**PROBLEM TO SOLVE:** Pictures stay out of the copy, and everything else in the data below is repeated exactly.

----

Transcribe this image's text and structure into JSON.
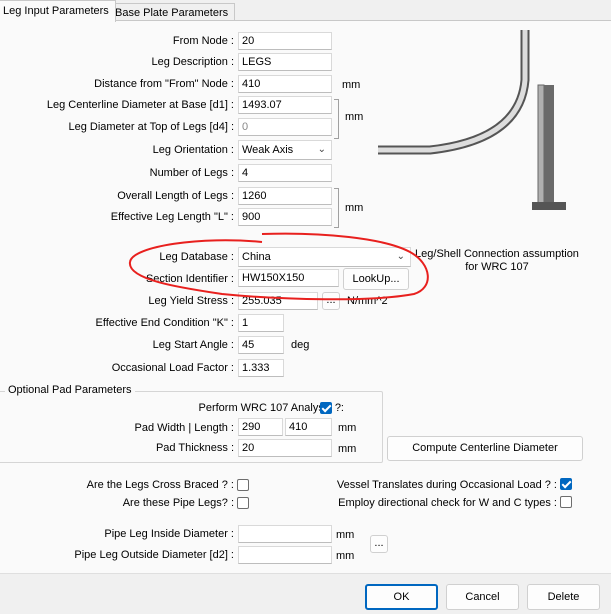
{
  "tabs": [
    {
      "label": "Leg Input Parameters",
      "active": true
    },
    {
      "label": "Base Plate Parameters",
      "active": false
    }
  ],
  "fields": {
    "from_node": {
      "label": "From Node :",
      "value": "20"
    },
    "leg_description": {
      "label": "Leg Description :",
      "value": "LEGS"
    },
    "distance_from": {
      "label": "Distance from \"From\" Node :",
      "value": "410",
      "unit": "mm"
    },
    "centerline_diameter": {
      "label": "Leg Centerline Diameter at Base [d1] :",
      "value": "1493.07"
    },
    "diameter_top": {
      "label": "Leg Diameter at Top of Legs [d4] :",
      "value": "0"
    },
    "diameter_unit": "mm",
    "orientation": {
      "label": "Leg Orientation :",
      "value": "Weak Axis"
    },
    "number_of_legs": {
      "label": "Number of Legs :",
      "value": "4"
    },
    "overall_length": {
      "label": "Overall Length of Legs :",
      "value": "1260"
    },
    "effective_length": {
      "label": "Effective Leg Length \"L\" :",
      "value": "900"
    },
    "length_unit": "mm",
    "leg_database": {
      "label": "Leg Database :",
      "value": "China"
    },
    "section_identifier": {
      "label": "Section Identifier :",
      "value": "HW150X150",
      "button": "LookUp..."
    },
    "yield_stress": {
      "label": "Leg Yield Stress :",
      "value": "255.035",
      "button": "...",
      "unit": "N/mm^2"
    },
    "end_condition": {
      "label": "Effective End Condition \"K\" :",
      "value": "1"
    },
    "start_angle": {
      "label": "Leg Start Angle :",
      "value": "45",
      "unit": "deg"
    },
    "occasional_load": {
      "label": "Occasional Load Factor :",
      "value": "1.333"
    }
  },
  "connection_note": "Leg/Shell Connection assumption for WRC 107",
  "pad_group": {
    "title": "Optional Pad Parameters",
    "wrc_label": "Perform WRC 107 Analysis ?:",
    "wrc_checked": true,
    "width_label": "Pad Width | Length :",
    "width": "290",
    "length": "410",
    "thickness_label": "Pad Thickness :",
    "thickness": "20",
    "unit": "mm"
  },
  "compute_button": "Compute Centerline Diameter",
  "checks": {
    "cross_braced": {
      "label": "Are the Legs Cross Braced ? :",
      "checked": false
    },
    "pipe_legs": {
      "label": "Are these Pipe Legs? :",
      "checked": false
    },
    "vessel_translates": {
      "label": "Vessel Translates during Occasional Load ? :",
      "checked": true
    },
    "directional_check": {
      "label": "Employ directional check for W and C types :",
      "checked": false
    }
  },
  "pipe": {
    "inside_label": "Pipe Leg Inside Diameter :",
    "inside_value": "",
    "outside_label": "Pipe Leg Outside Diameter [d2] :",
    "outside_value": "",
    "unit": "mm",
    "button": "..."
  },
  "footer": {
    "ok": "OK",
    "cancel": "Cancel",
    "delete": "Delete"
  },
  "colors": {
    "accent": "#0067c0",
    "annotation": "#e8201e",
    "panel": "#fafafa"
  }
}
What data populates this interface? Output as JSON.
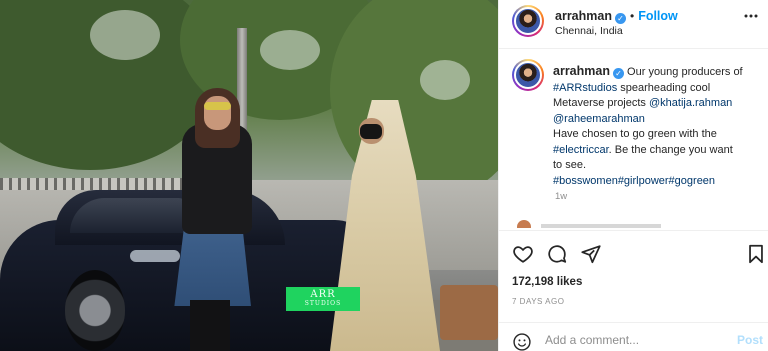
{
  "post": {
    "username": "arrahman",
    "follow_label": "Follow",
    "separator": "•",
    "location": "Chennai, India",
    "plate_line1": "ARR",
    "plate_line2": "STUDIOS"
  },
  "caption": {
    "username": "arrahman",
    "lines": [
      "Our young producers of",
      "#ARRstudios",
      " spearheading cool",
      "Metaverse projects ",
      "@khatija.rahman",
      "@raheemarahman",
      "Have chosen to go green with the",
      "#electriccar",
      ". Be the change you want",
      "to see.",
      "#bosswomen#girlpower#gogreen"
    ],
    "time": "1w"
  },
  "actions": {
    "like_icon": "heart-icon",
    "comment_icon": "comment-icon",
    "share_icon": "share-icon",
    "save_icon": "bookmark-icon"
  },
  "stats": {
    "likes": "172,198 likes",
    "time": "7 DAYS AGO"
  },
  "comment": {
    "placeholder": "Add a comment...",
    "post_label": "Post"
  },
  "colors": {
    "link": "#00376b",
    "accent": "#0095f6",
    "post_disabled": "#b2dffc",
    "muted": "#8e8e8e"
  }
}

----

**TASK RESPONSE:**
Transcribe this image's text and structure into JSON.
{
  "tabs": [
    {
      "label": "Leg Input Parameters",
      "active": true
    },
    {
      "label": "Base Plate Parameters",
      "active": false
    }
  ],
  "fields": {
    "from_node": {
      "label": "From Node :",
      "value": "20"
    },
    "leg_description": {
      "label": "Leg Description :",
      "value": "LEGS"
    },
    "distance_from": {
      "label": "Distance from \"From\" Node :",
      "value": "410",
      "unit": "mm"
    },
    "centerline_diameter": {
      "label": "Leg Centerline Diameter at Base [d1] :",
      "value": "1493.07"
    },
    "diameter_top": {
      "label": "Leg Diameter at Top of Legs [d4] :",
      "value": "0"
    },
    "diameter_unit": "mm",
    "orientation": {
      "label": "Leg Orientation :",
      "value": "Weak Axis"
    },
    "number_of_legs": {
      "label": "Number of Legs :",
      "value": "4"
    },
    "overall_length": {
      "label": "Overall Length of Legs :",
      "value": "1260"
    },
    "effective_length": {
      "label": "Effective Leg Length \"L\" :",
      "value": "900"
    },
    "length_unit": "mm",
    "leg_database": {
      "label": "Leg Database :",
      "value": "China"
    },
    "section_identifier": {
      "label": "Section Identifier :",
      "value": "HW150X150",
      "button": "LookUp..."
    },
    "yield_stress": {
      "label": "Leg Yield Stress :",
      "value": "255.035",
      "button": "...",
      "unit": "N/mm^2"
    },
    "end_condition": {
      "label": "Effective End Condition \"K\" :",
      "value": "1"
    },
    "start_angle": {
      "label": "Leg Start Angle :",
      "value": "45",
      "unit": "deg"
    },
    "occasional_load": {
      "label": "Occasional Load Factor :",
      "value": "1.333"
    }
  },
  "connection_note": "Leg/Shell Connection assumption for WRC 107",
  "pad_group": {
    "title": "Optional Pad Parameters",
    "wrc_label": "Perform WRC 107 Analysis ?:",
    "wrc_checked": true,
    "width_label": "Pad Width | Length :",
    "width": "290",
    "length": "410",
    "thickness_label": "Pad Thickness :",
    "thickness": "20",
    "unit": "mm"
  },
  "compute_button": "Compute Centerline Diameter",
  "checks": {
    "cross_braced": {
      "label": "Are the Legs Cross Braced ? :",
      "checked": false
    },
    "pipe_legs": {
      "label": "Are these Pipe Legs? :",
      "checked": false
    },
    "vessel_translates": {
      "label": "Vessel Translates during Occasional Load ? :",
      "checked": true
    },
    "directional_check": {
      "label": "Employ directional check for W and C types :",
      "checked": false
    }
  },
  "pipe": {
    "inside_label": "Pipe Leg Inside Diameter :",
    "inside_value": "",
    "outside_label": "Pipe Leg Outside Diameter [d2] :",
    "outside_value": "",
    "unit": "mm",
    "button": "..."
  },
  "footer": {
    "ok": "OK",
    "cancel": "Cancel",
    "delete": "Delete"
  },
  "colors": {
    "accent": "#0067c0",
    "annotation": "#e8201e",
    "panel": "#fafafa"
  }
}
What data populates this interface? Output as JSON.
{
  "post": {
    "username": "arrahman",
    "follow_label": "Follow",
    "separator": "•",
    "location": "Chennai, India",
    "plate_line1": "ARR",
    "plate_line2": "STUDIOS"
  },
  "caption": {
    "username": "arrahman",
    "lines": [
      "Our young producers of",
      "#ARRstudios",
      " spearheading cool",
      "Metaverse projects ",
      "@khatija.rahman",
      "@raheemarahman",
      "Have chosen to go green with the",
      "#electriccar",
      ". Be the change you want",
      "to see.",
      "#bosswomen#girlpower#gogreen"
    ],
    "time": "1w"
  },
  "actions": {
    "like_icon": "heart-icon",
    "comment_icon": "comment-icon",
    "share_icon": "share-icon",
    "save_icon": "bookmark-icon"
  },
  "stats": {
    "likes": "172,198 likes",
    "time": "7 DAYS AGO"
  },
  "comment": {
    "placeholder": "Add a comment...",
    "post_label": "Post"
  },
  "colors": {
    "link": "#00376b",
    "accent": "#0095f6",
    "post_disabled": "#b2dffc",
    "muted": "#8e8e8e"
  }
}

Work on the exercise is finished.